What needs to be done
For the records below, print every one exactly, with nothing dropped.

··· Extracted entries ···

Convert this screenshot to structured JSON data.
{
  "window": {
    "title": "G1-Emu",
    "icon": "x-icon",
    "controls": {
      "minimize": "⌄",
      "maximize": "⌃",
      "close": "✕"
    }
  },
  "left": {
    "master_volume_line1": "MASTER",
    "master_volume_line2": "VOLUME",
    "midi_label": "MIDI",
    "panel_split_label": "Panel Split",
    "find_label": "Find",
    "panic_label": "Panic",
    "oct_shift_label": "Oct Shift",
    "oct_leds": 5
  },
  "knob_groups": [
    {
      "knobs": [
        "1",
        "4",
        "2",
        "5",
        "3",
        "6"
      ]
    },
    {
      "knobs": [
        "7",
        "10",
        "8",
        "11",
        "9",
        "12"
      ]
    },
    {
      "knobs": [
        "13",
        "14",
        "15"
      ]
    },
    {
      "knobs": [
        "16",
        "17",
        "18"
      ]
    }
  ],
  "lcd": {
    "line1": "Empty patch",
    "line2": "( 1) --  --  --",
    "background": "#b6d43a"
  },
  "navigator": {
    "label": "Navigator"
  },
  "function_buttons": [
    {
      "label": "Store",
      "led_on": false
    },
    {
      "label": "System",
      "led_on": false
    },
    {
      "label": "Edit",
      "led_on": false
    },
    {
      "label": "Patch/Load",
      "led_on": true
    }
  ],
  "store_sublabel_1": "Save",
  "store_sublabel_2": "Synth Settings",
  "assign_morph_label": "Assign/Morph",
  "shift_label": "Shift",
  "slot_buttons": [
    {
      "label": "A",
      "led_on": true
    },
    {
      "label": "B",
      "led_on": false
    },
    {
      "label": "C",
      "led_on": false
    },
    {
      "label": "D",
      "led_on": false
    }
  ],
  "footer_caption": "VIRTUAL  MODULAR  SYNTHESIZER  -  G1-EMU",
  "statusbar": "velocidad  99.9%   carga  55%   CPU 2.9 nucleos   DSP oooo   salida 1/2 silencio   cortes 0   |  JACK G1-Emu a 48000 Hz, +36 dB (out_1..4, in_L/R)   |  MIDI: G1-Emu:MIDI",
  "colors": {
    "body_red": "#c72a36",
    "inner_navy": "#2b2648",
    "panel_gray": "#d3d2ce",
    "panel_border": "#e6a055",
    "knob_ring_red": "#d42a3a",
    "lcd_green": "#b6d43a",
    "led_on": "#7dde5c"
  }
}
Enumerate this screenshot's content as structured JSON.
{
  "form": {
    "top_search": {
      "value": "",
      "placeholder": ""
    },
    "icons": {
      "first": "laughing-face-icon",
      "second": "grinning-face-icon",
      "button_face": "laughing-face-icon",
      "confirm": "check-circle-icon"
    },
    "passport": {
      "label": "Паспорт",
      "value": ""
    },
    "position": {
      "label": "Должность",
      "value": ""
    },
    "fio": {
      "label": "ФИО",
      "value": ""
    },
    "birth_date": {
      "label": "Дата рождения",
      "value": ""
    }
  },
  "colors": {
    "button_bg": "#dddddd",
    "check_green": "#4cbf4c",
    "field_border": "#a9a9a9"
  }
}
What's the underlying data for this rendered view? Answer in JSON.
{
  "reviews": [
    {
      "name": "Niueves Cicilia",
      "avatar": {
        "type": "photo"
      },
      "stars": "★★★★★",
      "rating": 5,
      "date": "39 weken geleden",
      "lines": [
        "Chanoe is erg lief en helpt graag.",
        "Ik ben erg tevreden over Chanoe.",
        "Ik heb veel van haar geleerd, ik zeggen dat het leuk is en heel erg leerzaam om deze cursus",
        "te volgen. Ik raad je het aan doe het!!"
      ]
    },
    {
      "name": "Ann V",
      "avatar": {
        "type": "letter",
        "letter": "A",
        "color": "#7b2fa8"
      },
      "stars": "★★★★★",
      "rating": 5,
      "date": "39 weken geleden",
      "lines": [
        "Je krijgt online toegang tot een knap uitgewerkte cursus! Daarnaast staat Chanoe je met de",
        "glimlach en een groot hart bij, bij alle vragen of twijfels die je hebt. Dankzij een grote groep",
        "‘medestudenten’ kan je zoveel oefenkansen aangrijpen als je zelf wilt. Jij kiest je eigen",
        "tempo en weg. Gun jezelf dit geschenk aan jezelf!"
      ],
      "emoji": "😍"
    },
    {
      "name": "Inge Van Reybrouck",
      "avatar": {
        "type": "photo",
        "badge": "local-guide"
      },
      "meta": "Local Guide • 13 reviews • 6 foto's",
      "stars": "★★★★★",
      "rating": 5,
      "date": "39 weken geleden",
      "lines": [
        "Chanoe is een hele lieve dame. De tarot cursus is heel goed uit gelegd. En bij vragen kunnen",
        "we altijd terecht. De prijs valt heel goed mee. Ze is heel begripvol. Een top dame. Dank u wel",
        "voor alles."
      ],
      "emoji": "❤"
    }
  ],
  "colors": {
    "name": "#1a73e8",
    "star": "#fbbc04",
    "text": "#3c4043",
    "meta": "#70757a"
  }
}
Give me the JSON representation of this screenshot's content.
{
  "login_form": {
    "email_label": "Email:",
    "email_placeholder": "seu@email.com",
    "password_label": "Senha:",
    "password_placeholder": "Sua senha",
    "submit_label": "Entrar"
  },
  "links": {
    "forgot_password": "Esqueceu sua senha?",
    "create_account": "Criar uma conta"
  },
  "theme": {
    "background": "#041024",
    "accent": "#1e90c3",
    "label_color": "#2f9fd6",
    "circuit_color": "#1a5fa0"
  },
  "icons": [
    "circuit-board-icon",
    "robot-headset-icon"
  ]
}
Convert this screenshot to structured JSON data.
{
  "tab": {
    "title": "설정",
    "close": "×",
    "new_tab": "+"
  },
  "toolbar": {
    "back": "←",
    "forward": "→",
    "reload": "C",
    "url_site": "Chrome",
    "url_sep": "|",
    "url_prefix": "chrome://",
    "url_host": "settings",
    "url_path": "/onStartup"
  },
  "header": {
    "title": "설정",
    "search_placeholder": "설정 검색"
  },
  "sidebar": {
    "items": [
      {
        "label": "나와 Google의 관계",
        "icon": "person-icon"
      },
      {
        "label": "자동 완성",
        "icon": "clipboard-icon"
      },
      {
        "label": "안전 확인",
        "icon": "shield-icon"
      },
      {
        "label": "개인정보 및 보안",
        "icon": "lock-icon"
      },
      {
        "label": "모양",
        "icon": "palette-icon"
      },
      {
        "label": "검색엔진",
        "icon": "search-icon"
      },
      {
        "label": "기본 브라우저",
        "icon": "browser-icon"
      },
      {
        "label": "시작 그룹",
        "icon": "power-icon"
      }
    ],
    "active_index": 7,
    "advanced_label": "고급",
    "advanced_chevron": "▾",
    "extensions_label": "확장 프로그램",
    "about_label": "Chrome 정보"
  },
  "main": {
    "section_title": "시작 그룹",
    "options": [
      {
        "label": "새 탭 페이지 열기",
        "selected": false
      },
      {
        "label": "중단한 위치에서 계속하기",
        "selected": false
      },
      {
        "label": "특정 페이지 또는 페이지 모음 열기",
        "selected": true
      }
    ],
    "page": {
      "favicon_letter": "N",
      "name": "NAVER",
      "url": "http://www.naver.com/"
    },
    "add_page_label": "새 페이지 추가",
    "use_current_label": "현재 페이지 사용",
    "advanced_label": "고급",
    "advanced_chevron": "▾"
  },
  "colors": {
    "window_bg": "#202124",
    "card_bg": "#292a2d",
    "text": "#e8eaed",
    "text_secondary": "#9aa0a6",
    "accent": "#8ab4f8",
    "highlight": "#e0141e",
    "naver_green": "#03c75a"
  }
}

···

Completed exercise
Convert this screenshot to structured JSON data.
{
  "window": {
    "title": "G1-Emu",
    "icon": "x-icon",
    "controls": {
      "minimize": "⌄",
      "maximize": "⌃",
      "close": "✕"
    }
  },
  "left": {
    "master_volume_line1": "MASTER",
    "master_volume_line2": "VOLUME",
    "midi_label": "MIDI",
    "panel_split_label": "Panel Split",
    "find_label": "Find",
    "panic_label": "Panic",
    "oct_shift_label": "Oct Shift",
    "oct_leds": 5
  },
  "knob_groups": [
    {
      "knobs": [
        "1",
        "4",
        "2",
        "5",
        "3",
        "6"
      ]
    },
    {
      "knobs": [
        "7",
        "10",
        "8",
        "11",
        "9",
        "12"
      ]
    },
    {
      "knobs": [
        "13",
        "14",
        "15"
      ]
    },
    {
      "knobs": [
        "16",
        "17",
        "18"
      ]
    }
  ],
  "lcd": {
    "line1": "Empty patch",
    "line2": "( 1) --  --  --",
    "background": "#b6d43a"
  },
  "navigator": {
    "label": "Navigator"
  },
  "function_buttons": [
    {
      "label": "Store",
      "led_on": false
    },
    {
      "label": "System",
      "led_on": false
    },
    {
      "label": "Edit",
      "led_on": false
    },
    {
      "label": "Patch/Load",
      "led_on": true
    }
  ],
  "store_sublabel_1": "Save",
  "store_sublabel_2": "Synth Settings",
  "assign_morph_label": "Assign/Morph",
  "shift_label": "Shift",
  "slot_buttons": [
    {
      "label": "A",
      "led_on": true
    },
    {
      "label": "B",
      "led_on": false
    },
    {
      "label": "C",
      "led_on": false
    },
    {
      "label": "D",
      "led_on": false
    }
  ],
  "footer_caption": "VIRTUAL  MODULAR  SYNTHESIZER  -  G1-EMU",
  "statusbar": "velocidad  99.9%   carga  55%   CPU 2.9 nucleos   DSP oooo   salida 1/2 silencio   cortes 0   |  JACK G1-Emu a 48000 Hz, +36 dB (out_1..4, in_L/R)   |  MIDI: G1-Emu:MIDI",
  "colors": {
    "body_red": "#c72a36",
    "inner_navy": "#2b2648",
    "panel_gray": "#d3d2ce",
    "panel_border": "#e6a055",
    "knob_ring_red": "#d42a3a",
    "lcd_green": "#b6d43a",
    "led_on": "#7dde5c"
  }
}
Enumerate this screenshot's content as structured JSON.
{
  "form": {
    "top_search": {
      "value": "",
      "placeholder": ""
    },
    "icons": {
      "first": "laughing-face-icon",
      "second": "grinning-face-icon",
      "button_face": "laughing-face-icon",
      "confirm": "check-circle-icon"
    },
    "passport": {
      "label": "Паспорт",
      "value": ""
    },
    "position": {
      "label": "Должность",
      "value": ""
    },
    "fio": {
      "label": "ФИО",
      "value": ""
    },
    "birth_date": {
      "label": "Дата рождения",
      "value": ""
    }
  },
  "colors": {
    "button_bg": "#dddddd",
    "check_green": "#4cbf4c",
    "field_border": "#a9a9a9"
  }
}
What's the underlying data for this rendered view? Answer in JSON.
{
  "reviews": [
    {
      "name": "Niueves Cicilia",
      "avatar": {
        "type": "photo"
      },
      "stars": "★★★★★",
      "rating": 5,
      "date": "39 weken geleden",
      "lines": [
        "Chanoe is erg lief en helpt graag.",
        "Ik ben erg tevreden over Chanoe.",
        "Ik heb veel van haar geleerd, ik zeggen dat het leuk is en heel erg leerzaam om deze cursus",
        "te volgen. Ik raad je het aan doe het!!"
      ]
    },
    {
      "name": "Ann V",
      "avatar": {
        "type": "letter",
        "letter": "A",
        "color": "#7b2fa8"
      },
      "stars": "★★★★★",
      "rating": 5,
      "date": "39 weken geleden",
      "lines": [
        "Je krijgt online toegang tot een knap uitgewerkte cursus! Daarnaast staat Chanoe je met de",
        "glimlach en een groot hart bij, bij alle vragen of twijfels die je hebt. Dankzij een grote groep",
        "‘medestudenten’ kan je zoveel oefenkansen aangrijpen als je zelf wilt. Jij kiest je eigen",
        "tempo en weg. Gun jezelf dit geschenk aan jezelf!"
      ],
      "emoji": "😍"
    },
    {
      "name": "Inge Van Reybrouck",
      "avatar": {
        "type": "photo",
        "badge": "local-guide"
      },
      "meta": "Local Guide • 13 reviews • 6 foto's",
      "stars": "★★★★★",
      "rating": 5,
      "date": "39 weken geleden",
      "lines": [
        "Chanoe is een hele lieve dame. De tarot cursus is heel goed uit gelegd. En bij vragen kunnen",
        "we altijd terecht. De prijs valt heel goed mee. Ze is heel begripvol. Een top dame. Dank u wel",
        "voor alles."
      ],
      "emoji": "❤"
    }
  ],
  "colors": {
    "name": "#1a73e8",
    "star": "#fbbc04",
    "text": "#3c4043",
    "meta": "#70757a"
  }
}
Give me the JSON representation of this screenshot's content.
{
  "login_form": {
    "email_label": "Email:",
    "email_placeholder": "seu@email.com",
    "password_label": "Senha:",
    "password_placeholder": "Sua senha",
    "submit_label": "Entrar"
  },
  "links": {
    "forgot_password": "Esqueceu sua senha?",
    "create_account": "Criar uma conta"
  },
  "theme": {
    "background": "#041024",
    "accent": "#1e90c3",
    "label_color": "#2f9fd6",
    "circuit_color": "#1a5fa0"
  },
  "icons": [
    "circuit-board-icon",
    "robot-headset-icon"
  ]
}
Convert this screenshot to structured JSON data.
{
  "tab": {
    "title": "설정",
    "close": "×",
    "new_tab": "+"
  },
  "toolbar": {
    "back": "←",
    "forward": "→",
    "reload": "C",
    "url_site": "Chrome",
    "url_sep": "|",
    "url_prefix": "chrome://",
    "url_host": "settings",
    "url_path": "/onStartup"
  },
  "header": {
    "title": "설정",
    "search_placeholder": "설정 검색"
  },
  "sidebar": {
    "items": [
      {
        "label": "나와 Google의 관계",
        "icon": "person-icon"
      },
      {
        "label": "자동 완성",
        "icon": "clipboard-icon"
      },
      {
        "label": "안전 확인",
        "icon": "shield-icon"
      },
      {
        "label": "개인정보 및 보안",
        "icon": "lock-icon"
      },
      {
        "label": "모양",
        "icon": "palette-icon"
      },
      {
        "label": "검색엔진",
        "icon": "search-icon"
      },
      {
        "label": "기본 브라우저",
        "icon": "browser-icon"
      },
      {
        "label": "시작 그룹",
        "icon": "power-icon"
      }
    ],
    "active_index": 7,
    "advanced_label": "고급",
    "advanced_chevron": "▾",
    "extensions_label": "확장 프로그램",
    "about_label": "Chrome 정보"
  },
  "main": {
    "section_title": "시작 그룹",
    "options": [
      {
        "label": "새 탭 페이지 열기",
        "selected": false
      },
      {
        "label": "중단한 위치에서 계속하기",
        "selected": false
      },
      {
        "label": "특정 페이지 또는 페이지 모음 열기",
        "selected": true
      }
    ],
    "page": {
      "favicon_letter": "N",
      "name": "NAVER",
      "url": "http://www.naver.com/"
    },
    "add_page_label": "새 페이지 추가",
    "use_current_label": "현재 페이지 사용",
    "advanced_label": "고급",
    "advanced_chevron": "▾"
  },
  "colors": {
    "window_bg": "#202124",
    "card_bg": "#292a2d",
    "text": "#e8eaed",
    "text_secondary": "#9aa0a6",
    "accent": "#8ab4f8",
    "highlight": "#e0141e",
    "naver_green": "#03c75a"
  }
}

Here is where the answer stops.